Design: Retrospective cohort study.
Setting: Children's Hospital Boston emergency department, 1995-2007.
Patients: Two hundred sixty-four children (aged <20 years) with peripheral facial palsy who were evaluated for Lyme disease.
Main outcome measures: Multivariate regression was used to identify independent clinical and epidemiologic predictors of Lyme disease facial palsy.
Results: Lyme diagnosis was positive in 65% of children from high-risk counties in Massachusetts during Lyme disease season compared with 5% of those without both geographic and seasonal risk factors. Among patients with both seasonal and geographic risk factors, 80% with 1 clinical risk factor (fever or headache) and 100% with 2 clinical factors had Lyme disease. Factors independently associated with Lyme disease facial palsy were development from June to November (odds ratio, 25.4; 95% confidence interval, 8.3-113.4), residence in a county where the most recent 3-year average Lyme disease incidence exceeded 4 cases per 100,000 (18.4; 6.5-68.5), fever (3.9; 1.5-11.0), and headache (2.7; 1.3-5.8). Clinical experts correctly treated 68 of 94 patients (72%) with Lyme disease facial palsy, but a tool incorporating geographic and seasonal risk identified all 94 cases.

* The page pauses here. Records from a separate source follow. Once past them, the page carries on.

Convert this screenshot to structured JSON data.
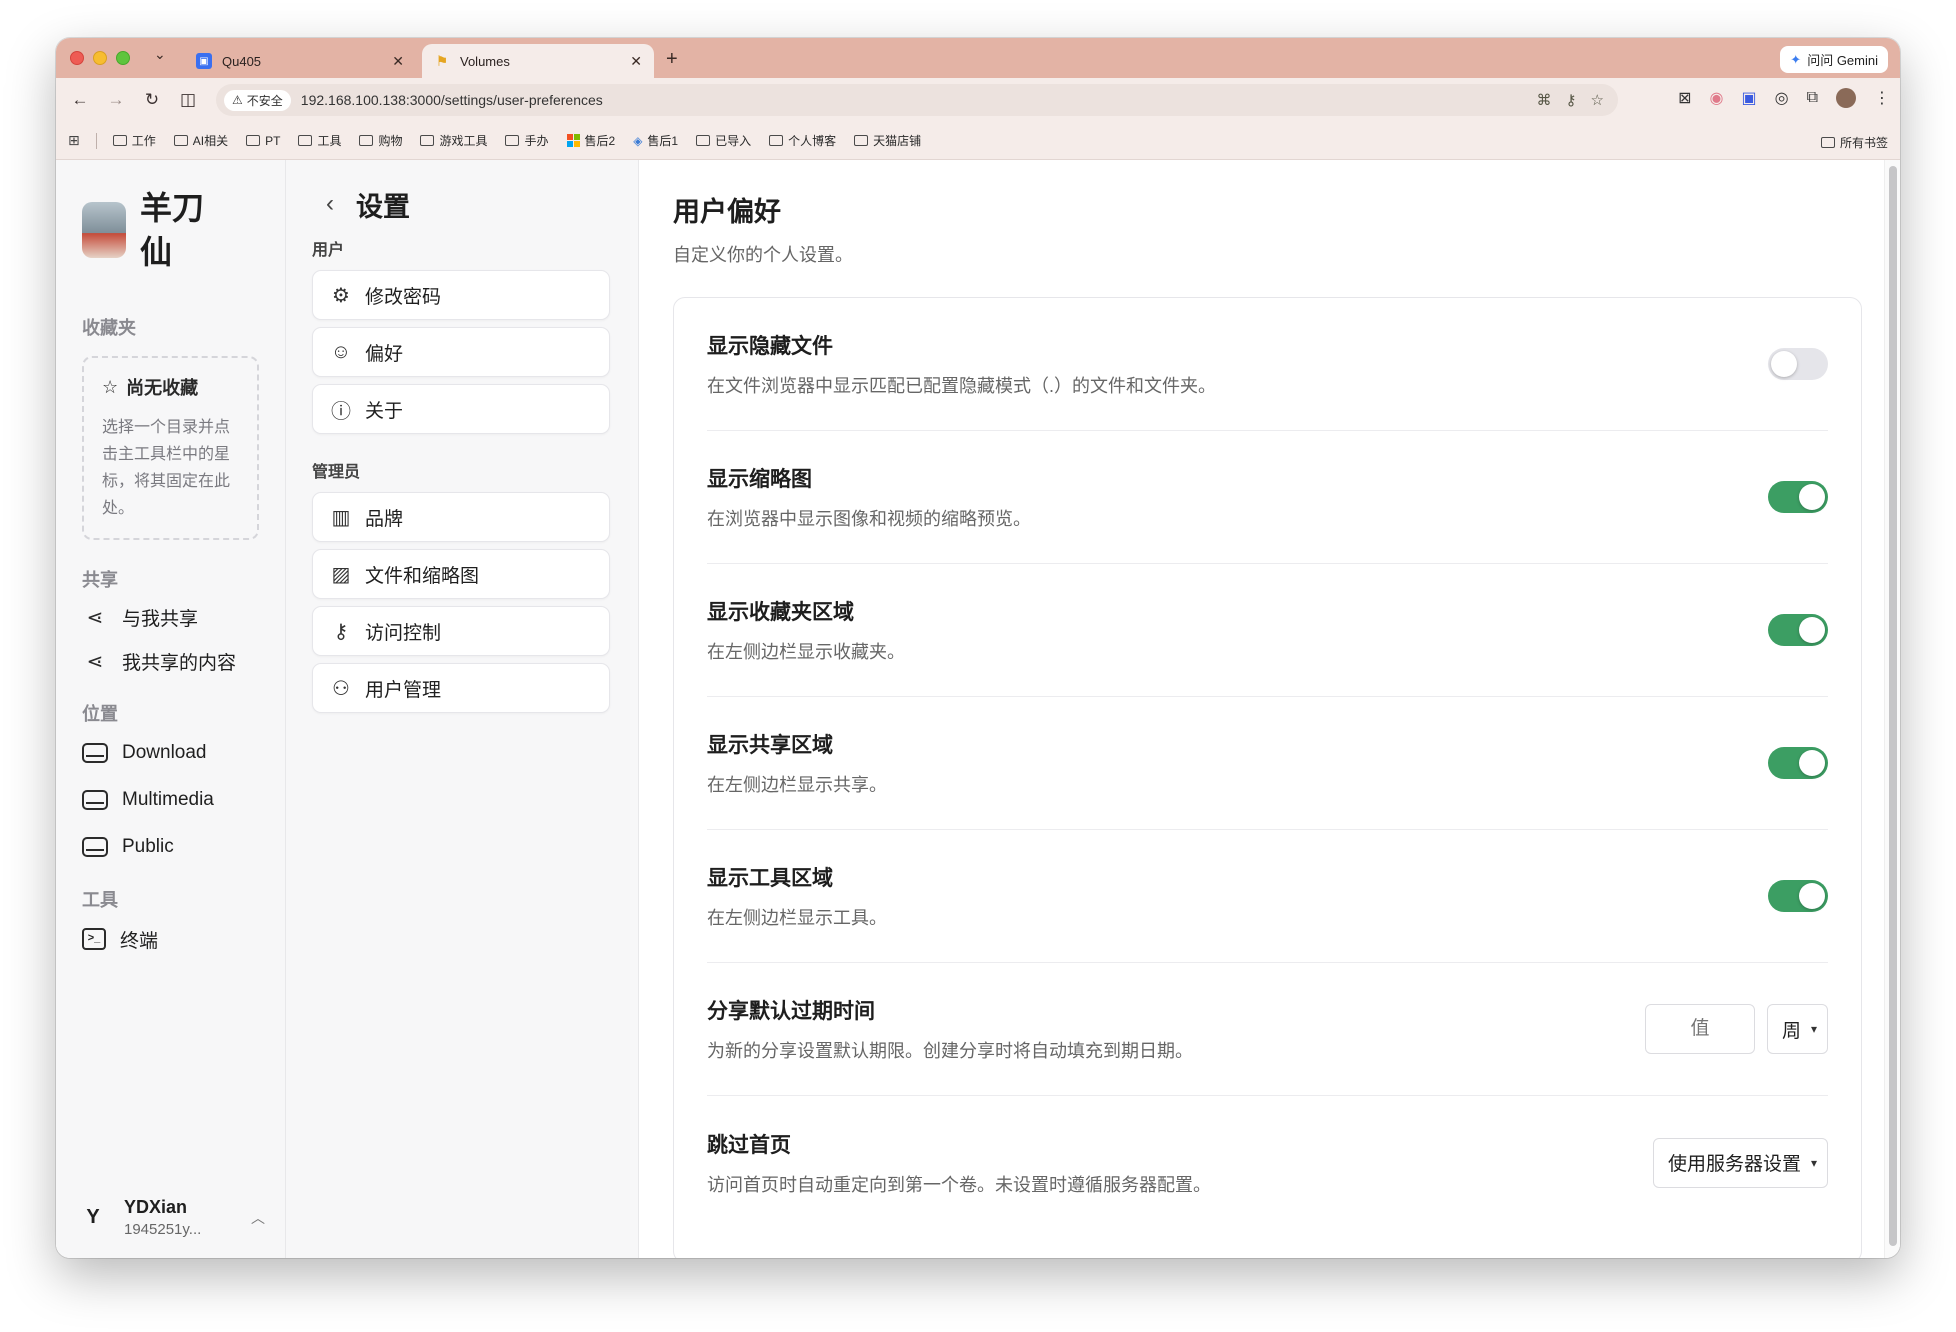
{
  "browser": {
    "tabs": [
      {
        "title": "Qu405",
        "favicon": "app-square-icon"
      },
      {
        "title": "Volumes",
        "favicon": "folder-flag-icon"
      }
    ],
    "gemini_label": "问问 Gemini",
    "security_label": "不安全",
    "url": "192.168.100.138:3000/settings/user-preferences",
    "bookmarks": [
      "工作",
      "AI相关",
      "PT",
      "工具",
      "购物",
      "游戏工具",
      "手办",
      "售后2",
      "售后1",
      "已导入",
      "个人博客",
      "天猫店铺"
    ],
    "all_bookmarks": "所有书签"
  },
  "sidebar": {
    "brand": "羊刀仙",
    "favorites_heading": "收藏夹",
    "favorites_empty_title": "尚无收藏",
    "favorites_empty_text": "选择一个目录并点击主工具栏中的星标，将其固定在此处。",
    "shared_heading": "共享",
    "shared_items": [
      "与我共享",
      "我共享的内容"
    ],
    "locations_heading": "位置",
    "locations": [
      "Download",
      "Multimedia",
      "Public"
    ],
    "tools_heading": "工具",
    "tools": [
      "终端"
    ],
    "user": {
      "initial": "Y",
      "name": "YDXian",
      "email": "1945251y..."
    }
  },
  "settings_nav": {
    "title": "设置",
    "user_group": "用户",
    "user_items": [
      "修改密码",
      "偏好",
      "关于"
    ],
    "admin_group": "管理员",
    "admin_items": [
      "品牌",
      "文件和缩略图",
      "访问控制",
      "用户管理"
    ]
  },
  "main": {
    "title": "用户偏好",
    "subtitle": "自定义你的个人设置。",
    "rows": [
      {
        "title": "显示隐藏文件",
        "desc": "在文件浏览器中显示匹配已配置隐藏模式（.）的文件和文件夹。",
        "enabled": false
      },
      {
        "title": "显示缩略图",
        "desc": "在浏览器中显示图像和视频的缩略预览。",
        "enabled": true
      },
      {
        "title": "显示收藏夹区域",
        "desc": "在左侧边栏显示收藏夹。",
        "enabled": true
      },
      {
        "title": "显示共享区域",
        "desc": "在左侧边栏显示共享。",
        "enabled": true
      },
      {
        "title": "显示工具区域",
        "desc": "在左侧边栏显示工具。",
        "enabled": true
      },
      {
        "title": "分享默认过期时间",
        "desc": "为新的分享设置默认期限。创建分享时将自动填充到期日期。",
        "value_placeholder": "值",
        "unit": "周"
      },
      {
        "title": "跳过首页",
        "desc": "访问首页时自动重定向到第一个卷。未设置时遵循服务器配置。",
        "select_value": "使用服务器设置"
      }
    ]
  },
  "colors": {
    "toggle_on": "#3c9e63",
    "toggle_off": "#e5e5ea",
    "chrome": "#e3b3a5"
  }
}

Conclusions: Most physicians intuitively integrate geographic information into Lyme disease management, but we demonstrate quantitatively how formal use of geographically based incidence in a clinical algorithm improves diagnostic accuracy. These findings demonstrate potential for improved outcomes from investments in health information technology that foster bidirectional communication between public health and clinical settings.